* **YOUR OBJECTIVE**
Keep every word of the entries and print them exactly; the pictures stay out.

* **INFORMATION SHOWN**
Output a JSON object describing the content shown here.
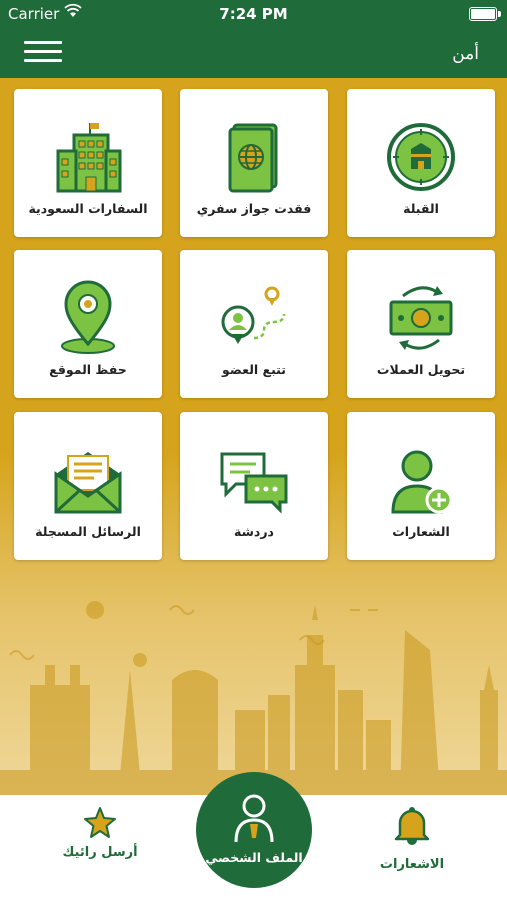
{
  "status_bar": {
    "carrier": "Carrier",
    "time": "7:24 PM"
  },
  "header": {
    "title": "أمن"
  },
  "tiles": [
    {
      "label": "القبلة",
      "icon": "qibla-icon"
    },
    {
      "label": "فقدت جواز سفري",
      "icon": "passport-icon"
    },
    {
      "label": "السفارات السعودية",
      "icon": "embassy-building-icon"
    },
    {
      "label": "تحويل العملات",
      "icon": "currency-exchange-icon"
    },
    {
      "label": "تتبع العضو",
      "icon": "track-member-icon"
    },
    {
      "label": "حفظ الموقع",
      "icon": "location-pin-icon"
    },
    {
      "label": "الشعارات",
      "icon": "user-add-icon"
    },
    {
      "label": "دردشة",
      "icon": "chat-icon"
    },
    {
      "label": "الرسائل المسجلة",
      "icon": "envelope-icon"
    }
  ],
  "bottom_nav": {
    "feedback": "أرسل رائيك",
    "profile": "الملف الشخصي",
    "notifications": "الاشعارات"
  },
  "colors": {
    "primary_green": "#1f6b3a",
    "gold": "#d6a41c",
    "icon_light_green": "#7cc243"
  }
}
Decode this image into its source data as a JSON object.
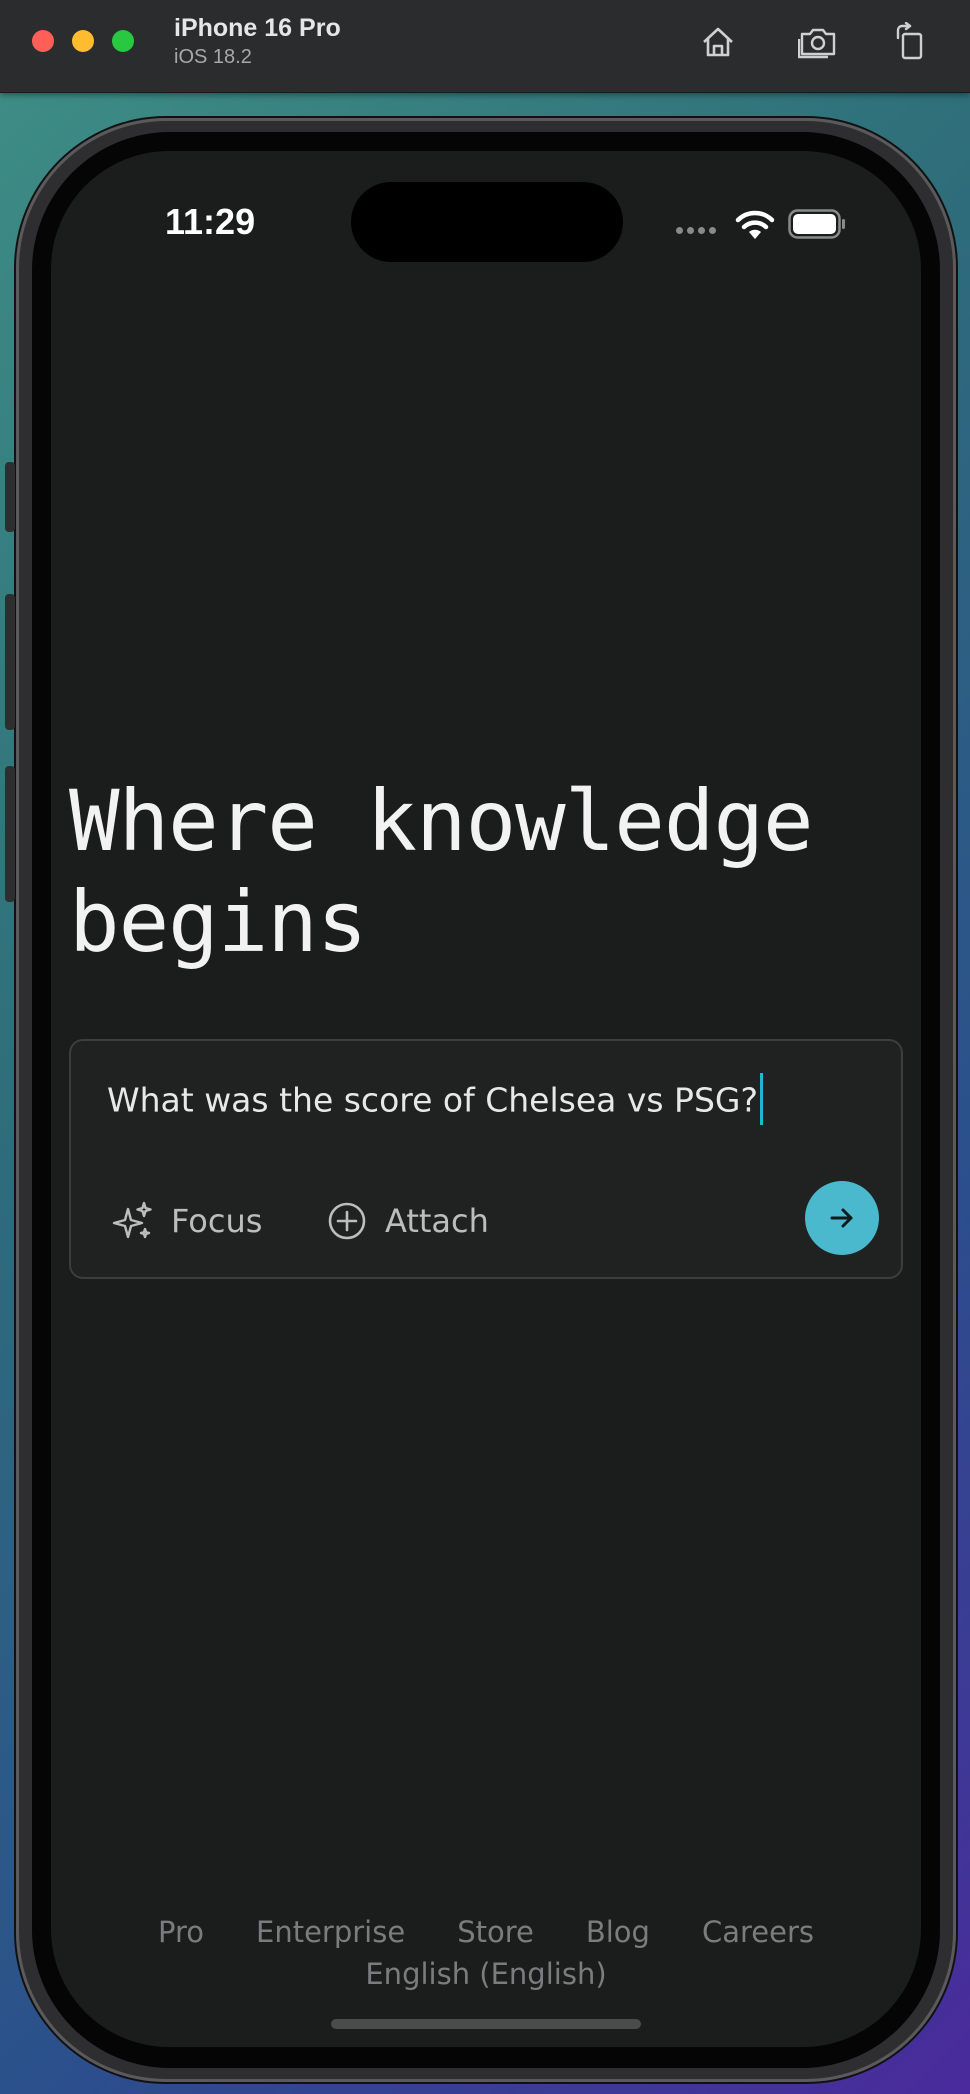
{
  "simulator": {
    "device_name": "iPhone 16 Pro",
    "os_version": "iOS 18.2",
    "icons": [
      "home-icon",
      "screenshot-icon",
      "rotate-icon"
    ]
  },
  "status_bar": {
    "time": "11:29",
    "icons": [
      "cellular-dots-icon",
      "wifi-icon",
      "battery-icon"
    ]
  },
  "hero": {
    "line1": "Where knowledge",
    "line2": "begins"
  },
  "search": {
    "query": "What was the score of Chelsea vs PSG?",
    "focus_label": "Focus",
    "attach_label": "Attach",
    "accent": "#4ab8cd"
  },
  "footer": {
    "links": [
      "Pro",
      "Enterprise",
      "Store",
      "Blog",
      "Careers"
    ],
    "language": "English (English)"
  }
}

* **ANSWER BELOW**
Output a JSON object describing the content shown here.
{
  "status_bar": {
    "carrier": "Carrier",
    "time": "7:24 PM"
  },
  "header": {
    "title": "أمن"
  },
  "tiles": [
    {
      "label": "القبلة",
      "icon": "qibla-icon"
    },
    {
      "label": "فقدت جواز سفري",
      "icon": "passport-icon"
    },
    {
      "label": "السفارات السعودية",
      "icon": "embassy-building-icon"
    },
    {
      "label": "تحويل العملات",
      "icon": "currency-exchange-icon"
    },
    {
      "label": "تتبع العضو",
      "icon": "track-member-icon"
    },
    {
      "label": "حفظ الموقع",
      "icon": "location-pin-icon"
    },
    {
      "label": "الشعارات",
      "icon": "user-add-icon"
    },
    {
      "label": "دردشة",
      "icon": "chat-icon"
    },
    {
      "label": "الرسائل المسجلة",
      "icon": "envelope-icon"
    }
  ],
  "bottom_nav": {
    "feedback": "أرسل رائيك",
    "profile": "الملف الشخصي",
    "notifications": "الاشعارات"
  },
  "colors": {
    "primary_green": "#1f6b3a",
    "gold": "#d6a41c",
    "icon_light_green": "#7cc243"
  }
}
Decode this image into its source data as a JSON object.
{
  "simulator": {
    "device_name": "iPhone 16 Pro",
    "os_version": "iOS 18.2",
    "icons": [
      "home-icon",
      "screenshot-icon",
      "rotate-icon"
    ]
  },
  "status_bar": {
    "time": "11:29",
    "icons": [
      "cellular-dots-icon",
      "wifi-icon",
      "battery-icon"
    ]
  },
  "hero": {
    "line1": "Where knowledge",
    "line2": "begins"
  },
  "search": {
    "query": "What was the score of Chelsea vs PSG?",
    "focus_label": "Focus",
    "attach_label": "Attach",
    "accent": "#4ab8cd"
  },
  "footer": {
    "links": [
      "Pro",
      "Enterprise",
      "Store",
      "Blog",
      "Careers"
    ],
    "language": "English (English)"
  }
}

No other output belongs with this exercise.